Car-sharing companies also offer insurance. It’s at least the minimum that your particular state requires (in Washington state, this is $25,000 per person, $50,000 per accident, and $10,000 in property damage).
My insurance agent assured me such “low numbers” would “never be enough” in case of an accident I caused, which is why his company offered $100,000, $300,000, and $100,000 in the same situations. He’s probably right but, again, couldn’t offer me a option that would provide me that kind of protection while recognizing the reality that I now rarely drive a car.
You can, of course, look up every ride-sharing and car-sharing company’s specific amounts of coverage (gird yourself before you do; insurance jargon is gnarly). I also recommend you talk to your agent; maybe they’ll know more than mine did.
The bottom line
Insurance aside, actually getting rid of my car was easy. For a number of reasons, I donated it to Seattle-based radio station KEXP. Whatever they sell it for at auction counts as a charitable donation toward the station, but the part that convinced me to donate rather than sell is that, like many charities, they’ll tow your car away for free, no repairs needed.
Of course, that didn’t dampen my fears of actually doing this thing. I’m a red-blooded, suburbia-raised American who’s never lived without a car. Would my privileged constitution be able to stomach the uncertainty of always needing a ride?
Here’s what I’ve learned: If you have a smartphone and a credit card—tools I realize not everyone has—finding a car in 2018 isn’t hard.
Between ride-hailing, car-sharing, and old-fashioned rental cars, it’s easy to get wheels. I’ve even had luck for longer trips. On a recent voyage out to Redmond, I rented a ReachNow car for three hours. A weekend trip to Snohomish involved an online reservation with Enterprise that was startlingly cheap: $39 from noon on a Thursday to noon on a Saturday, a (not-so-agreeable) $100 more if I added insurance. (I did, and the gleeful Enterprise agent assured me: “We’ll cover you as long as you don’t run into an airplane.”)

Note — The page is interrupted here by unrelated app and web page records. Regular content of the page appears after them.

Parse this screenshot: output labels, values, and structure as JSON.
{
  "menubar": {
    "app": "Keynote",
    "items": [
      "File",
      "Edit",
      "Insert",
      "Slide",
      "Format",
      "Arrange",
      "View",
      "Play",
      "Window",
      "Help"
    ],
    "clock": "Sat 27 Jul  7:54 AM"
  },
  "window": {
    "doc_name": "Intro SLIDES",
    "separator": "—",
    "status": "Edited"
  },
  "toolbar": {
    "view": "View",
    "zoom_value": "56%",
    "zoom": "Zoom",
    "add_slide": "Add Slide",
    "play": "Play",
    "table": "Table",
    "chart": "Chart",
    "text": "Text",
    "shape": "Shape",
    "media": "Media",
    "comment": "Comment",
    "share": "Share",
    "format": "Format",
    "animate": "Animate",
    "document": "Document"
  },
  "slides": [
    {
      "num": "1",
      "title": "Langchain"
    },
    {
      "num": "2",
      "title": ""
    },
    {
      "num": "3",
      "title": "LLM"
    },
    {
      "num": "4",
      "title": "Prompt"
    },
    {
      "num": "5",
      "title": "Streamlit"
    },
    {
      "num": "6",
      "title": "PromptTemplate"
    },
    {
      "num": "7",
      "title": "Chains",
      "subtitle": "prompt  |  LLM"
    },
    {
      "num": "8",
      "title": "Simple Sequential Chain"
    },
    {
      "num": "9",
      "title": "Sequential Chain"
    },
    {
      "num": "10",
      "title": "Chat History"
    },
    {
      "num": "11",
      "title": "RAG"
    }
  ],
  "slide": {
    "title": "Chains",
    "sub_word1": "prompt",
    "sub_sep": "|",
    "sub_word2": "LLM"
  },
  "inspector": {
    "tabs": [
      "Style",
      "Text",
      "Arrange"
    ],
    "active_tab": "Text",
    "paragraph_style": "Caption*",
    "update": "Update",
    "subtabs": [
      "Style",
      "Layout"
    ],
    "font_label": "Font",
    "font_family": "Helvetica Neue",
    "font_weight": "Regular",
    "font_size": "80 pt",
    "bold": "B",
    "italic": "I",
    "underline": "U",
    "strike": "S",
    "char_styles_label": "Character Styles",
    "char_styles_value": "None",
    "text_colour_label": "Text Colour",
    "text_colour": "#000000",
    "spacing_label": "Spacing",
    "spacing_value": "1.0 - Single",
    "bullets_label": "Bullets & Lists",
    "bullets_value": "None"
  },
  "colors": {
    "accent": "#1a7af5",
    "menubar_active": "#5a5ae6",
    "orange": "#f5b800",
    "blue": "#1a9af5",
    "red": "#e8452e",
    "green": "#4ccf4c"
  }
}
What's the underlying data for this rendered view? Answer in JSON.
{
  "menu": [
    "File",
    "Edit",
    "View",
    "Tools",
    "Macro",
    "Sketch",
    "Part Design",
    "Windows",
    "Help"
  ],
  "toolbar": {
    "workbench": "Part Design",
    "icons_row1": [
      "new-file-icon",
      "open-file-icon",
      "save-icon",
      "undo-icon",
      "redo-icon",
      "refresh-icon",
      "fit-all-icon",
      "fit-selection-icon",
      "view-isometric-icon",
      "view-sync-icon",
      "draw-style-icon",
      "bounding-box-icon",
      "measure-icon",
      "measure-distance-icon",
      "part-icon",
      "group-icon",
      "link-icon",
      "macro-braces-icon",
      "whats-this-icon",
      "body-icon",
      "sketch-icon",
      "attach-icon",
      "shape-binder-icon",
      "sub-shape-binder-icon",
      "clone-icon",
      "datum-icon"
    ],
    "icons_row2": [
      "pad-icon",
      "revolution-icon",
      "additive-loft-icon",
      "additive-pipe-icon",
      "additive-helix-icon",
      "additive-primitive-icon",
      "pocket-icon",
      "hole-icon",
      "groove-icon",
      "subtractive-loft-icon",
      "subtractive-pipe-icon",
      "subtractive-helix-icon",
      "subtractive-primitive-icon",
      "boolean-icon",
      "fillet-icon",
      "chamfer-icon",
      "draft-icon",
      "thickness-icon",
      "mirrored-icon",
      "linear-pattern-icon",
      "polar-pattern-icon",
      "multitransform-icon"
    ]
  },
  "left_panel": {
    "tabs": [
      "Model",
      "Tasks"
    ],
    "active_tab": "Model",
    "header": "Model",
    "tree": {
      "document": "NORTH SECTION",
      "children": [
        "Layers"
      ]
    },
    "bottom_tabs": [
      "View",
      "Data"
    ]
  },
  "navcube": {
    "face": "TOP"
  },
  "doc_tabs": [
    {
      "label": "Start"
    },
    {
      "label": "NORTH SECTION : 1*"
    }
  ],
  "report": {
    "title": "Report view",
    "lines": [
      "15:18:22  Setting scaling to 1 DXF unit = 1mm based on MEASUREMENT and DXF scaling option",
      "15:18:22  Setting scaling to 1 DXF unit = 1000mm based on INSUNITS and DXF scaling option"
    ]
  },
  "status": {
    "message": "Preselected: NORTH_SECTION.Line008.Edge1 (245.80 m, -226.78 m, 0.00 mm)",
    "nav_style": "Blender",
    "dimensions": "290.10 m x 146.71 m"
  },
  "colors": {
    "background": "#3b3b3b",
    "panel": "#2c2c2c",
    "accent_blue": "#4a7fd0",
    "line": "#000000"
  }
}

Even more surprising: People are often very willing to accomodate the carless among us. Just saying the sentence, “I don’t have a car so could you pick me up? Drop me off? Reschedule our coffee to a place I can get to on the bus line?” has been surprisingly fruitful. Those with cars seem more than willing to share the love (or, at least, use the HOV lane).
There’s always the bus, too. My ORCA card and the app OneBusAway have grown even more indispensable since I went carless. The only downside: What transit doesn’t cost you in fares, it often costs in time. A ride that’ll take me 10 or 15 minutes in a Lyft will be at least twice as long if I take the bus.
But hardest part is how I’ve had to upend how I’ve always thought about getting around. This is particularly true for the financial part of going carless. Rather than having an automatic insurance payment magically disappear from my bank account every month, I’m paying that cost up front in the form of rental car fees, tips for Lyft, and taxi fares.
That means that ditching my car wasn’t necessarily cheaper, even when factoring in using mass transit. All told, it’s cost me about the same as what I used to pay in insurance and gas (if less than what I would have stomached at the mechanic).
What has gotten better: my state of mind. A whole trunk full of worries rolled away with my car. Sending those off with my Kia was worth the frustration of figuring out insurance and the fear of not always having a car.
Of course, going carless isn’t for everyone. Many can’t afford it, whether in terms of cost or time spent waiting for a ride. Others live in areas that don’t support walking or lack an adequate bus line. Still more have a kid or two who needs to get to soccer practice on time.
But for those of us who’ve long toyed with the idea of leaving our cars behind, I have four words for you: Just do it already.